Rebecca Nagle: It’s a cold, windy day at my family’s cemetery. This place holds a lot of power for me. Walking through the rows of my ancestors, seeing their names, remembering their stories, I think about the sacrifices they made. And I don’t just mean their deaths. My ancestors knew what they were doing wasn’t popular, but their decision wasn’t about their personal legacy. They weren’t thinking about what some museum plaque in the future might say about them. They were thinking about the survival of our tribe.
Nancy: Major Ridge and John Ridge are buried here.
Rebecca Nagle: My cousin Nancy and I are visiting their graves.
Nancy: There was no stone put up for John Ridge.
Rebecca Nagle: John was buried at night because Sarah was worried that more people would be killed. His unmarked grave started our family cemetery.

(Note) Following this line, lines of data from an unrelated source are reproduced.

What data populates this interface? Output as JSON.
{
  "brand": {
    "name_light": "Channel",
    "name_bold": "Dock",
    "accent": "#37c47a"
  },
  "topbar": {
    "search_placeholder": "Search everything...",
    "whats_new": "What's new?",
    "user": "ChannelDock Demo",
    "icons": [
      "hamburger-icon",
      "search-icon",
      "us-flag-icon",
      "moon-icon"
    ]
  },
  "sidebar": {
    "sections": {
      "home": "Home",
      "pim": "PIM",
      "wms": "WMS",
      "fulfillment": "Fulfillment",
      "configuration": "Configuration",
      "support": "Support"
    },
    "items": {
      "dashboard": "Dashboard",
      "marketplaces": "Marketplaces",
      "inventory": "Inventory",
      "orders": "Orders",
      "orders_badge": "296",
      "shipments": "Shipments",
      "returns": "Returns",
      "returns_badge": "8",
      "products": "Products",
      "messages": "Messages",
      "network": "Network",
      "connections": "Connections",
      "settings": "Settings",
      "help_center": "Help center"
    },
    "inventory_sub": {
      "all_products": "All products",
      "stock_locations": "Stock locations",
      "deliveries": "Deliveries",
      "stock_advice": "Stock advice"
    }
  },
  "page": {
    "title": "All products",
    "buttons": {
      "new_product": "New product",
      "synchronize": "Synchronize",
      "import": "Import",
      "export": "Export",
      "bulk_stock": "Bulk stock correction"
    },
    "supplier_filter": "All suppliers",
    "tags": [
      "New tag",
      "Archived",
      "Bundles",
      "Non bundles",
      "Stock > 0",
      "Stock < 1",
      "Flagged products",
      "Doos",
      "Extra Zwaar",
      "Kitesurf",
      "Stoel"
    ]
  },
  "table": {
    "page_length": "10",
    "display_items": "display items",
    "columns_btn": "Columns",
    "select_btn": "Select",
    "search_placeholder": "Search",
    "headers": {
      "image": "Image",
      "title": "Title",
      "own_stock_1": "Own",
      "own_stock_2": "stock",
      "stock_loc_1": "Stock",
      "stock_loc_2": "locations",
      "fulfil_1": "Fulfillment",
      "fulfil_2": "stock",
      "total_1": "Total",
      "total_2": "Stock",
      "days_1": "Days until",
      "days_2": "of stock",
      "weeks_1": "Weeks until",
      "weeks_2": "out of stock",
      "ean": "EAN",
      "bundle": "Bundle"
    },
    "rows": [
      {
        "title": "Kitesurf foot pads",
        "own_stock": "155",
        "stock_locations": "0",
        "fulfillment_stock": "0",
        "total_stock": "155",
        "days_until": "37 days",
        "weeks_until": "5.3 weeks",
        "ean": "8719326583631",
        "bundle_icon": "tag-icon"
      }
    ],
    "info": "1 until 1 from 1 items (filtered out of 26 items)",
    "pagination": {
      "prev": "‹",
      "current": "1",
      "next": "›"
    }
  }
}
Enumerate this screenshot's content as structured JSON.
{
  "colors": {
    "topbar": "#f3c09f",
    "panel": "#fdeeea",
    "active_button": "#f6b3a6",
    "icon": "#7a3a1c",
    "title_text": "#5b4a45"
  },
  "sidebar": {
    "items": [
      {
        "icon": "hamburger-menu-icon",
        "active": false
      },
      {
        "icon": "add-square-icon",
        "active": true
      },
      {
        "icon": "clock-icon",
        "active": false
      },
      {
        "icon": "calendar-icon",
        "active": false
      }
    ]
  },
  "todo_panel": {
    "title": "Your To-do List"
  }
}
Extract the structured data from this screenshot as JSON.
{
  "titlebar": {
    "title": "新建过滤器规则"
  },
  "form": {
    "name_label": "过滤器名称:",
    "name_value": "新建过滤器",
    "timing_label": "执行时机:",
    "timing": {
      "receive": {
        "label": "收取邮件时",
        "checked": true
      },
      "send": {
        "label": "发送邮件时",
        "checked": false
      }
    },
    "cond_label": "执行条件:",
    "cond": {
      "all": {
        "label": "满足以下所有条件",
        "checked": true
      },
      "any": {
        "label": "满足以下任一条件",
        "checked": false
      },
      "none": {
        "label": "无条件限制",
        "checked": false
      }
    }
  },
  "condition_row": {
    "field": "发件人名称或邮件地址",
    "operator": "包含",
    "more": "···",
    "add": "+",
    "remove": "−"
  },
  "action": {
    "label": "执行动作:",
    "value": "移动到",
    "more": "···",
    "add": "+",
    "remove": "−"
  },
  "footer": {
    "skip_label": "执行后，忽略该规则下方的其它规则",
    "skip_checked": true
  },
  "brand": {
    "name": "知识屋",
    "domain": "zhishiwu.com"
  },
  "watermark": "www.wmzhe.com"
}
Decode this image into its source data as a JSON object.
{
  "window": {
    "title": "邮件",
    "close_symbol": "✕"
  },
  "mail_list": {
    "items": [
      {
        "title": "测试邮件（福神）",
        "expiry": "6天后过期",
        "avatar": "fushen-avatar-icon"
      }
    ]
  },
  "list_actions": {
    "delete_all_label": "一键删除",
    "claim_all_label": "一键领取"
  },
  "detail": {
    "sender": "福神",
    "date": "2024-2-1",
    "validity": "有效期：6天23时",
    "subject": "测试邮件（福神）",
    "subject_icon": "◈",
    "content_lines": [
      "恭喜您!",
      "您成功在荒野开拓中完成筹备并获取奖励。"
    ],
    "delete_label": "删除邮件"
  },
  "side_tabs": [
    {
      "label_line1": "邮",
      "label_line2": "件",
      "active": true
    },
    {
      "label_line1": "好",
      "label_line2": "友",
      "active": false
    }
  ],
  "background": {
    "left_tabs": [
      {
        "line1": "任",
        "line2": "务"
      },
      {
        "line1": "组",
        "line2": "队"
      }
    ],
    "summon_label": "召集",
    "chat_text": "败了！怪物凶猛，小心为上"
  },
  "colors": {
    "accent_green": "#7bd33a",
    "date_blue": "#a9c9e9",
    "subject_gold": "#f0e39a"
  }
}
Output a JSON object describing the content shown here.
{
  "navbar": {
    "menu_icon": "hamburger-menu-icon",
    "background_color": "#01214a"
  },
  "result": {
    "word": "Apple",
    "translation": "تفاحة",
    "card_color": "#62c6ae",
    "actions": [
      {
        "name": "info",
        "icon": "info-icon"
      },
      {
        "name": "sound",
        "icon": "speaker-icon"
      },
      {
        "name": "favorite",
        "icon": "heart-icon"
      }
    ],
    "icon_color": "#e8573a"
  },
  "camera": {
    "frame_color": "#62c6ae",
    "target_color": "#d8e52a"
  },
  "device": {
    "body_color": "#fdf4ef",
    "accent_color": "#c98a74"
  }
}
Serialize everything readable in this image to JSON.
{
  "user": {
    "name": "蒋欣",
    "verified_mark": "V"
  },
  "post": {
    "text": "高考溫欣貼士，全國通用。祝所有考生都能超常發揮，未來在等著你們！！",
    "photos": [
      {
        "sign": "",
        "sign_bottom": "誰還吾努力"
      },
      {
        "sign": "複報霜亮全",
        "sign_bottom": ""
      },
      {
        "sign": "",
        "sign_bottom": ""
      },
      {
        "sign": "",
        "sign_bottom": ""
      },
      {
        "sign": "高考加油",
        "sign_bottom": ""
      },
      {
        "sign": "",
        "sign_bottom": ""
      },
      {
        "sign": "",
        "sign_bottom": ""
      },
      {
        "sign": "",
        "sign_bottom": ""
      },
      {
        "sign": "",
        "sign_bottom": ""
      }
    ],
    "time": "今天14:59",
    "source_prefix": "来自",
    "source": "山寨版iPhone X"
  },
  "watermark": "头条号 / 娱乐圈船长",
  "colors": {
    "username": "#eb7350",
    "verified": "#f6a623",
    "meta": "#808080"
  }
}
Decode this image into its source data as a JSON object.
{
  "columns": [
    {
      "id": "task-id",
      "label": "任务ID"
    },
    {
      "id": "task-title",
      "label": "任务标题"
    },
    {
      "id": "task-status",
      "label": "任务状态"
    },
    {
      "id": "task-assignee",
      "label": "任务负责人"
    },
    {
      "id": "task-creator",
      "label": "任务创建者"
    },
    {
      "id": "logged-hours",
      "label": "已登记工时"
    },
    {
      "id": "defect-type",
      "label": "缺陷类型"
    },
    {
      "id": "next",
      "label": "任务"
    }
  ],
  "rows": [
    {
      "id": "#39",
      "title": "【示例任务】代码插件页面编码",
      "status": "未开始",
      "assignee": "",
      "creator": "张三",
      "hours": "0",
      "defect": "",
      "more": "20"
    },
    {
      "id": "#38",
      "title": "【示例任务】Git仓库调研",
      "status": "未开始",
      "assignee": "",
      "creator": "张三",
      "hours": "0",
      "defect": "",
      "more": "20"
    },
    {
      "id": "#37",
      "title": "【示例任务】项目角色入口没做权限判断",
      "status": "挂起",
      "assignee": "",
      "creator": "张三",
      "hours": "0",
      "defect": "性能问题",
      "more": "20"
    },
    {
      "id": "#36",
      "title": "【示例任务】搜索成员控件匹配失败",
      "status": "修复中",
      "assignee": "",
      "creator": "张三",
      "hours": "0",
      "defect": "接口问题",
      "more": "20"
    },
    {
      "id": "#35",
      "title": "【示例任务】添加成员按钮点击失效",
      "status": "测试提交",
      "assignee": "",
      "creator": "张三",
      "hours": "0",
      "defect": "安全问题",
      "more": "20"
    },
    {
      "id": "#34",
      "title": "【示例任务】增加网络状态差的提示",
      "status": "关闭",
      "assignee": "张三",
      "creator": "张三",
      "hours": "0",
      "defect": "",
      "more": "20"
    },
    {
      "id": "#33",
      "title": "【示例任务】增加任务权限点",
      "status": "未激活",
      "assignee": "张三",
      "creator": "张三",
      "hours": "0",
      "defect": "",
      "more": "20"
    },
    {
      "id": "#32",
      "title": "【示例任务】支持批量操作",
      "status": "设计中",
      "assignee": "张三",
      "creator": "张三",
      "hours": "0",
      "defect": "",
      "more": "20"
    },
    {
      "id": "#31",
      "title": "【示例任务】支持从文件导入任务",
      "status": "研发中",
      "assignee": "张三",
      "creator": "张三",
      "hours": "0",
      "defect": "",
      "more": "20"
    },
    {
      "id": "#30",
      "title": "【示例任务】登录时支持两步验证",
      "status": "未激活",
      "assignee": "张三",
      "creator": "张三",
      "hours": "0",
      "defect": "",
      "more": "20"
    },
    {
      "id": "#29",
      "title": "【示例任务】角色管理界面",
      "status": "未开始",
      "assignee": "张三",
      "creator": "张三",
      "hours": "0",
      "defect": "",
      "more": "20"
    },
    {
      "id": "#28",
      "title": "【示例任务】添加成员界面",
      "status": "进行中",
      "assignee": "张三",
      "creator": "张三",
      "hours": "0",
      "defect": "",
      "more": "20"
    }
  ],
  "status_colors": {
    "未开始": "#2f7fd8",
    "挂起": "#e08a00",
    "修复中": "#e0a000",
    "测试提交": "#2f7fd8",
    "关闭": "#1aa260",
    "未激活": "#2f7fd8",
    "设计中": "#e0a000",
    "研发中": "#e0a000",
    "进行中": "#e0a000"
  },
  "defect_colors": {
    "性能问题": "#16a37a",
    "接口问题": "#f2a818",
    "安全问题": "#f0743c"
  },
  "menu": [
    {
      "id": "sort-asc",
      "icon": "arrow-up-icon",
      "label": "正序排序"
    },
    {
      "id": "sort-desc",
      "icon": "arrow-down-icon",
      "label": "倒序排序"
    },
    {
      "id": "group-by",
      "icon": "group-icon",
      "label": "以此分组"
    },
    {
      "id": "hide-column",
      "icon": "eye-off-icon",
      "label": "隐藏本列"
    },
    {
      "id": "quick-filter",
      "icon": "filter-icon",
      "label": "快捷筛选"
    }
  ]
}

Nancy: Yes, we have a lot of generations buried in the cemetery.
Rebecca Nagle: Five generations so far. When I am eventually laid to rest, I will be the seventh. My favorite picture of my grandma was taken in the cemetery. In it, she’s wearing a white shirt and jeans and a colorful scarf lit up by the day’s sunshine. She’s kneeling in front of the graves of Major and John Ridge. From a small Tupperware container, she’s taking dirt and spreading it over the ground. She brought this dirt, this land from our tribe’s homeland in present day Georgia, back here to Oklahoma. As you know, by now, Oklahoma is not my tribe’s original homeland, but it is where we have lived for the past 180 years. It’s where we practice our ceremonies, go to church, speak our language, raise our kids. This land is our land. The treaty that the Ridges signed promised Cherokee Nation sovereignty over this land for as long as the waters ran and the grass grew. That promise was not kept. In 1907, six decades after John’s death, the government came back wanting more land. And they came up with a sneaky way to do it, something called allotment. And this land grab is what Oklahoma claims left my tribe and four others without a reservation. And that’s the ultimate question before the Supreme Court: did this early 1900s land grab, end our reservations. Next time on This Land.